The bruises on the neck indicate murder, which means the murderer must be one of the people at the lodge, though there is a serial killer on the loose and the possibility of local poachers. The lodge sits on a loch far from the nearest town, with only three staff: Heather the manager, Doug the gamekeeper, and a third staff person who lives in the now-inaccessible town. For this weekend, the exclusive lodge has only two other visitors: an Icelandic couple who keep their distance from the rowdy group of friends.
In their thirties, the nine of them are starting to pull apart, mostly because of the changes that come with aging. The tensions between them become obvious on the train from London. Katie and Miranda have been friends since childhood, Miranda the queen bee who enlivens any gathering and Katie the plain friend. Seven others congregated around them at Oxford: Julian, now married to Miranda; two couples—Giles and Samira with their new baby, Nick and Bo—and Mark who always had a crush on Miranda. The ninth is Emma, Mark’s girlfriend of three years. She’s the one who organised this plush weekend.
The settings—the loch, the trails up the mountain, the glass lodge, individual cabins, the relentless snow—are beautifully and vividly described. Foley keeps up the suspense, not only about who the murderer is but who has been murdered. The suspense is also fed by the gradually emerging backgrounds of the characters. They have secrets, as do we all but some of theirs are pretty ugly. Old resentments, betrayal, and shifting alliances cloud the air.
The narrator changes with each chapter, giving us different insights into all the characters. There are flashbacks filling in the characters’ backgrounds and illuminating the difference between the accepted story about an incident and an actual memory from someone who was there.
I generally dislike multiple protagonists. I’m easily confused and they can blur together if the voices are not distinctive.

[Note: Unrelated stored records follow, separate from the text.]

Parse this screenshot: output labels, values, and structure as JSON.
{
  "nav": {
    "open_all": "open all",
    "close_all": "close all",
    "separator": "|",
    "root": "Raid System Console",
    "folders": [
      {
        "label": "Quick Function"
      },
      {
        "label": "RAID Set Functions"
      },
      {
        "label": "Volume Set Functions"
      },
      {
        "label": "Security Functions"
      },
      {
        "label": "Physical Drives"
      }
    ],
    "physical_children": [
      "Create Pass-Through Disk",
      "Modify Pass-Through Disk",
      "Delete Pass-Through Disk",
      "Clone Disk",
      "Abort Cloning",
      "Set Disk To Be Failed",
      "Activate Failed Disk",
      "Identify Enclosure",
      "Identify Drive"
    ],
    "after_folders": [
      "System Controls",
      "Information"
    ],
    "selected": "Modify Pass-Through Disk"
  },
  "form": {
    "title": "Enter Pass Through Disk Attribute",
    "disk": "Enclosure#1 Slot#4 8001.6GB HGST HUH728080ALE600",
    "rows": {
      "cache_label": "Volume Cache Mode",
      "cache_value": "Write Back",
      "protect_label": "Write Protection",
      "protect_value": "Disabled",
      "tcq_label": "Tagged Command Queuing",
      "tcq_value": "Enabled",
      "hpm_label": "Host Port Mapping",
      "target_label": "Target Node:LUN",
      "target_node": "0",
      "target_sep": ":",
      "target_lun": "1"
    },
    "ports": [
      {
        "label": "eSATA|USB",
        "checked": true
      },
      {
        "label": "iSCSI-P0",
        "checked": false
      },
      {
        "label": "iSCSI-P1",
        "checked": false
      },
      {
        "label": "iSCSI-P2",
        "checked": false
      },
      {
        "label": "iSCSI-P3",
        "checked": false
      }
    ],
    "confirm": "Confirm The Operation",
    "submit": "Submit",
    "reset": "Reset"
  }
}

Plus moving around keeps me from bonding with any one character, though that may not be a bad thing in a locked-room story like this, where anyone could be an unreliable narrator. I can also get confused when, as here, chapters bounce back and force between several time periods, in this case the several days around New Year’s.
I wasn’t confused here, though. Each chapter immediately clarifies who is speaking and what day it is. Also, I listened to the audio version which has a different actor for each point-of-view character, so it was more like listening to a play. Their voices did the necessary differentiation; I don’t know how well it would have worked if I’d read the book.
It’s been promoted as a classic locked-room mystery, which it is. I found the puzzle interesting; the characters less so. If you saw gamekeeper and thought D.H. Lawrence, you wouldn’t be far wrong. If you saw queen bee with plain friend and thought of stereotypes, you’d be on target, not just for those two but for everyone.
Beyond that, I simply could not work up sympathy for any of them, especially the nine friends trying to clutch at their youth, their golden days at Oxford. Drinking too much, taking pills, playing childish or teenage games, making risky impulsive decisions: maybe I’m just not the right audience for such characters. On top of that, some of the more extreme antics—no spoilers—seemed implausible to me. The person would surely have died or fallen into a coma.
Still, I enjoyed the twists and turns of the story. Some I saw coming; others took me by surprise. And I loved the descriptions of the loch and surrounding forests.
Do you like a good locked-room mystery? What’s one you can recommend?